Nucleic Acids Research  2004;32(8):2353-2361.
The progress in genome sequencing has led to a rapid accumulation in GenBank submissions of uncharacterized ‘hypothetical’ genes. These genes, which have not been experimentally characterized and whose functions cannot be deduced from simple sequence comparisons alone, now comprise a significant fraction of the public databases. Expression analyses of Haemophilus influenzae cells using a combination of transcriptomic and proteomic approaches resulted in confident identification of 54 ‘hypothetical’ genes that were expressed in cells under normal growth conditions. In an attempt to understand the functions of these proteins, we used a variety of publicly available analysis tools. Close homologs in other species were detected for each of the 54 ‘hypothetical’ genes. For 16 of them, exact functional assignments could be found in one or more public databases. Additionally, we were able to suggest general functional characterization for 27 more genes (comprising ∼80% total). Findings from this analysis include the identification of a pyruvate-formate lyase-like operon, likely to be expressed not only in H.influenzae but also in several other bacteria. Further, we also observed three genes that are likely to participate in the transport and/or metabolism of sialic acid, an important component of the H.influenzae lipo-oligosaccharide. Accurate functional annotation of uncharacterized genes calls for an integrative approach, combining expression studies with extensive computational analysis and curation, followed by eventual experimental verification of the computational predictions.
doi:10.1093/nar/gkh555
PMCID: PMC419445  PMID: 15121896
6.  Gene Expression Profiling of the Cellular Transcriptional Network Regulated by Alpha/Beta Interferon and Its Partial Attenuation by the Hepatitis C Virus Nonstructural 5A Protein 
Journal of Virology  2003;77(11):6367-6375.
Alpha/beta interferons (IFN-α/β) induce potent antiviral and antiproliferative responses and are used to treat a wide range of human diseases, including chronic hepatitis C virus (HCV) infection. However, for reasons that remain poorly understood, many HCV isolates are resistant to IFN therapy. To better understand the nature of the cellular IFN response, we examined the effects of IFN treatment on global gene expression by using several types of human cells, including HeLa cells, liver cell lines, and primary fetal hepatocytes. In response to IFN, 50 of the approximately 4,600 genes examined were consistently induced in each of these cell types and another 60 were induced in a cell type-specific manner. A search for IFN-stimulated response elements (ISREs) in genomic DNA located upstream of IFN-stimulated genes revealed both previously identified and novel putative ISREs. To determine whether HCV can alter IFN-regulated gene expression, we performed microarray analyses on IFN-treated HeLa cells expressing the HCV nonstructural 5A (NS5A) protein and on IFN-treated Huh7 cells containing an HCV subgenomic replicon.

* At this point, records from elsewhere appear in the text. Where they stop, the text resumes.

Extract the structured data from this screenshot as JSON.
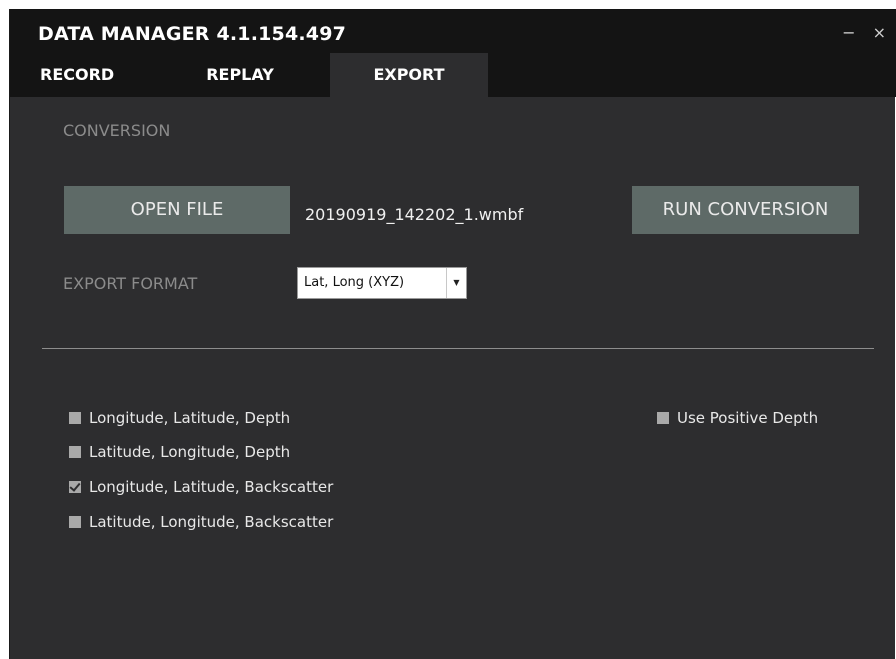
{
  "window": {
    "title": "DATA MANAGER  4.1.154.497",
    "minimize_glyph": "−",
    "close_glyph": "×"
  },
  "tabs": [
    {
      "label": "RECORD",
      "active": false
    },
    {
      "label": "REPLAY",
      "active": false
    },
    {
      "label": "EXPORT",
      "active": true
    }
  ],
  "conversion": {
    "section_title": "CONVERSION",
    "open_file_label": "OPEN FILE",
    "file_name": "20190919_142202_1.wmbf",
    "run_conversion_label": "RUN CONVERSION"
  },
  "export_format": {
    "label": "EXPORT FORMAT",
    "selected": "Lat, Long (XYZ)",
    "arrow_glyph": "▼"
  },
  "options": [
    {
      "label": "Longitude, Latitude, Depth",
      "checked": false
    },
    {
      "label": "Latitude, Longitude, Depth",
      "checked": false
    },
    {
      "label": "Longitude, Latitude, Backscatter",
      "checked": true
    },
    {
      "label": "Latitude, Longitude, Backscatter",
      "checked": false
    }
  ],
  "use_positive_depth": {
    "label": "Use Positive Depth",
    "checked": false
  },
  "colors": {
    "titlebar_bg": "#141414",
    "panel_bg": "#2d2d2f",
    "button_bg": "#5e6a67",
    "muted_text": "#8b8b8b"
  }
}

NS5A partially blocked the IFN-mediated induction of 14 IFN-stimulated genes, an effect that may play a role in HCV resistance to IFN. This block may occur through repression of ISRE-mediated transcription, since NS5A also inhibited the IFN-mediated induction of a reporter gene driven from an ISRE-containing promoter. In contrast, the HCV replicon had very little effect on IFN-regulated gene expression. These differences highlight the importance of comparing results from multiple model systems when investigating complex phenomena such as the cellular response to IFN and viral mechanisms of IFN resistance.
doi:10.1128/JVI.77.11.6367-6375.2003
PMCID: PMC155033  PMID: 12743294
7.  A Computer Terminal Program to Evaluate Cardiovascular Functional Limits and Estimate Coronary Event Risks 
Western Journal of Medicine  1981;135(4):342-350.
A system of computer terminals was set up in a group of office practices, industrial medical departments and hospitals and connected to a central computer. This service provides a means of analyzing treadmill exercise results, which are displayed graphically on the computer printout. The system also provides estimates of probabilities of primary or secondary coronary heart disease events developing based on the exercise responses.
PMCID: PMC1273203  PMID: 7342465

Results 1-7 (7)